You’ve packed the car with plenty of snacks and soft drinks in preparation for the long drive ahead. But as well as your appetite there are a few more important things you should take care of before you head off.
Before you go
Before heading out onto the highway, it is a good idea to prepare both yourself and your car. To help you do this, Geared gives you a few handy tips.
- Oil check
Make sure your oil is topped up or even better, change your oil and other lubricants (transmission fluid etc).
- Keep your cool
Check your coolant. Again, it’s even better if you drain it and fill it up with fresh stuff.
- Deal with pressure
Check your tyre pressure. For highway travelling it’s a good idea that you inflate your tyres to around 4 psi above the recommended maximum (especially if your car is fully loaded).
- Cover yourself
It’s a good time to think about getting covered for roadside assistance.
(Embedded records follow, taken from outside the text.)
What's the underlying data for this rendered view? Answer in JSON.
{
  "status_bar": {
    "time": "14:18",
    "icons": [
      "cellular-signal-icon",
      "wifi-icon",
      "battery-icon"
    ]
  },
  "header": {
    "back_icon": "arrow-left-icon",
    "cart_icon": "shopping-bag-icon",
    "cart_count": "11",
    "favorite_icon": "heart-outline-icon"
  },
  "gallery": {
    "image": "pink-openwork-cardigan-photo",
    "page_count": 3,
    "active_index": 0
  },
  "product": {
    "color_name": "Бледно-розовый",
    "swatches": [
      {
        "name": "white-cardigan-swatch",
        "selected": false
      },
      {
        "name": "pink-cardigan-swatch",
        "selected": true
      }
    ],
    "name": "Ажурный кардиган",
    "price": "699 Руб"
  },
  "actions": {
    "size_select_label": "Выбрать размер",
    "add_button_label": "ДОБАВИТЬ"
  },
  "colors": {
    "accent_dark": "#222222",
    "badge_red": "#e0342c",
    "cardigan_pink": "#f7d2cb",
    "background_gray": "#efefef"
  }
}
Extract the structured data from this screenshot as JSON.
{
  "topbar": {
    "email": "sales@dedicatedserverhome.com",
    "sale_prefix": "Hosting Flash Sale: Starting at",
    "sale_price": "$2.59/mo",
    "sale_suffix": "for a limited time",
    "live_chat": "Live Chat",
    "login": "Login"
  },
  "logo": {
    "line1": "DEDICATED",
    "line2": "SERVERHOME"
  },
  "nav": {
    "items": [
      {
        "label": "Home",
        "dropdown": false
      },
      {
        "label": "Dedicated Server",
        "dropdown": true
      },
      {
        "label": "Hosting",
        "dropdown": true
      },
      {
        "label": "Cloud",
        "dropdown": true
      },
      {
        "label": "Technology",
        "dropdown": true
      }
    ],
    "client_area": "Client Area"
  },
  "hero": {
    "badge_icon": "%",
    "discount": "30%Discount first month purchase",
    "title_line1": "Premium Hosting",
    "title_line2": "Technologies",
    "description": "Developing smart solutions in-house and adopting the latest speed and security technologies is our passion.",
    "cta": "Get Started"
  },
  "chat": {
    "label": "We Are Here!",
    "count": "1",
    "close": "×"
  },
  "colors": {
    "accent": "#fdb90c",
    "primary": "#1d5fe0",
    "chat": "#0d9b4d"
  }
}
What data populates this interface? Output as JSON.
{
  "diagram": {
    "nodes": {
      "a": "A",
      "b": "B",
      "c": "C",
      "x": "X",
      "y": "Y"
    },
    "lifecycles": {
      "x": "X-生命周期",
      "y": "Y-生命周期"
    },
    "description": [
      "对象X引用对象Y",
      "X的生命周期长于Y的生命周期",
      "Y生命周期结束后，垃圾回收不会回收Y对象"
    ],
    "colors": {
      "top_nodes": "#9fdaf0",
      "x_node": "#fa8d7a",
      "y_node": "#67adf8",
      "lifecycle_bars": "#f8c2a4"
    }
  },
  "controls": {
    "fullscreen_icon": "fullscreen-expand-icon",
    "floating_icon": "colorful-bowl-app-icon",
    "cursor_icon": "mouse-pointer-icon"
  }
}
The cost of a membership is nothing compared with the towing and repair costs (particularly in out-of-the-way-spots).
- Map it out
You should plan your trip before you leave, this includes the number and location of Driver Reviver sites, rest areas and petrol stations there are along the way. You can also find out if there are any traffic incidents on the Live traffic website.
- Stay alert
Make sure you get a good night’s sleep. Travel at a reasonable time of the day, when you wouldn’t normally be asleep. If you leave early in the morning or late at night you’re much more likely to doze off or have a microsleep.
On the road
When you’re out on the road the most important thing to remember is your safety and the safety of others. So take these safety tips on board.
- Take a break
Pull over and take a break if you notice any signs of driver fatigue, including yawning, poor concentration, tired eyes and restlessness. Did you know that during a 4 second microsleep a car travelling at 100 km/h will travel 111 metres while completely out of the driver’s control. Seriously scary. So if you start to see any of these warning signs make sure you pull over as soon as it’s safe to.
Driver Reviver sites operate during holiday periods. Check out the Geared Driver Reviver page for more information.
If there are no Driver Reviver sites listed along the roads you are travelling on you can use petrol stations or rest areas to take a break.
To help you out, the Centre for Road Safety has information on driver fatigue including rest area locations, travel times and tips for avoiding fatigue.
- Sharing is caring
Mix up the drive by swapping drivers after taking a break. Make sure the people sharing the drive hold either a P1, P2 or full licence and not a Learner licence.
Make sure you don’t let friends or your phone distract you from driving. Your best bet is to turn your phone off while you drive. Stay alert and try not to let things divert your attention away from driving.
- Most importantly stick to the speed limit and have a safe trip.